Onyebuchi Ezigbo in Abuja
The federal government has expressed worry that there are still child labour practices in country despite policies and efforts to eradicate it.
The government’s concern came just as the International Labour Organisation (ILO) stated that a research in partnership with UNICEF on the role of social protection in the elimination of child labour’ revealed that 1.5 billion children worldwide, aged 0-14, receive no family or child cash benefits.
Speaking yesterday during an interactive session with journalists to commemorate this year’s World Day Against Child Labour 2022, with the theme; “Universal Social Protection to End Child Labour,” the Minister of Labour and Employment, Senator Chris Ngige said the Ministry of Labour and Employment in collaboration with the ILO and other stakeholders have been working assiduously to ensure the elimination of Child Labour in line with SDG.
He also said the Ministry recently conducted the Child Labour/ Forced Labour Survey in collaboration with the ILO and National Bureau of Statistics (NBS), adding that the last survey was conducted 22 years ago.
On the efforts to reduce incidence of child labour, Ngige said the government was implementing vigorously the National Children School Feeding Programme (NCSFP) which is the major plank of the battle to fight Child Labour, increasing children school enrolment and preventing children dropping out of schools.
In terms of International Standards, Ngige said Nigeria has ratified the two ILO key Conventions that are instrumental in the elimination of Child Labour
Convention No. 138 on the minimum age for work and Convention No. 182 on the worst forms of work.
The Director of the ILO Country Office for Nigeria, Vanessa P’hala said: “We have a serious situation on our hands, and that is putting it mildly.
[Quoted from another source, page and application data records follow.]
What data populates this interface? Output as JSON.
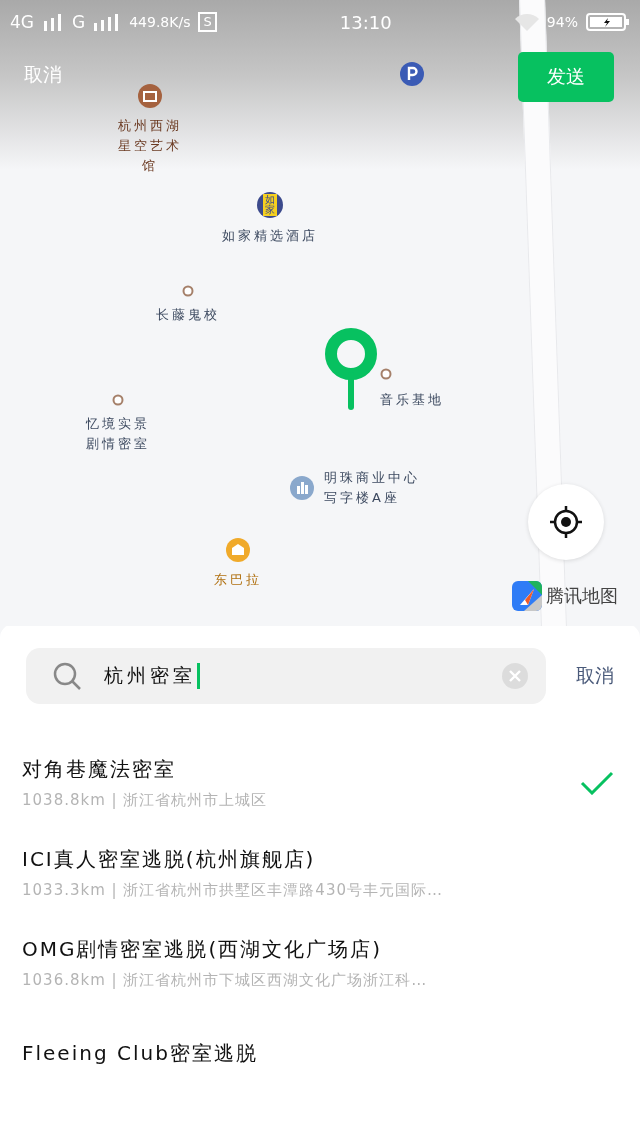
{
  "status_bar": {
    "network_1": "4G",
    "network_2": "G",
    "speed": "449.8K/s",
    "app_badge": "S",
    "time": "13:10",
    "battery": "94%"
  },
  "header": {
    "cancel": "取消",
    "send": "发送"
  },
  "map": {
    "pois": [
      {
        "kind": "museum",
        "label": "杭州西湖星空艺术馆",
        "color": "#a5623f"
      },
      {
        "kind": "parking",
        "color": "#3b5bb5"
      },
      {
        "kind": "hotel",
        "label": "如家精选酒店",
        "badge": "如家",
        "color": "#3c4a8c"
      },
      {
        "kind": "dot",
        "label": "长藤鬼校",
        "color": "#a5806a"
      },
      {
        "kind": "dot",
        "label": "音乐基地",
        "color": "#a5806a"
      },
      {
        "kind": "dot",
        "label": "忆境实景剧情密室",
        "color": "#a5806a"
      },
      {
        "kind": "office",
        "label": "明珠商业中心写字楼A座",
        "color": "#8aa8cc"
      },
      {
        "kind": "shop",
        "label": "东巴拉",
        "color": "#f0aa2a"
      }
    ],
    "brand": "腾讯地图"
  },
  "search": {
    "value": "杭州密室",
    "cancel": "取消"
  },
  "results": [
    {
      "name": "对角巷魔法密室",
      "detail": "1038.8km | 浙江省杭州市上城区",
      "selected": true
    },
    {
      "name": "ICI真人密室逃脱(杭州旗舰店)",
      "detail": "1033.3km | 浙江省杭州市拱墅区丰潭路430号丰元国际…",
      "selected": false
    },
    {
      "name": "OMG剧情密室逃脱(西湖文化广场店)",
      "detail": "1036.8km | 浙江省杭州市下城区西湖文化广场浙江科…",
      "selected": false
    },
    {
      "name": "Fleeing Club密室逃脱",
      "selected": false
    }
  ]
}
“The role of social protection in the elimination of child labour’ reveals that 1.5 billion children worldwide, aged 0-14, receive no family or child cash benefits while more than 160 million children- that’s I in 10 children aged 5-17-are still engaged in child labour, and progress has stalled since 2016. (ILO, UNICEF 2022′).”
She said that without immediate action, the number of children in child labour could rise by 8.9 million by the end of this year, due to increased poverty and vulnerability (ILO and UNICEF 2021).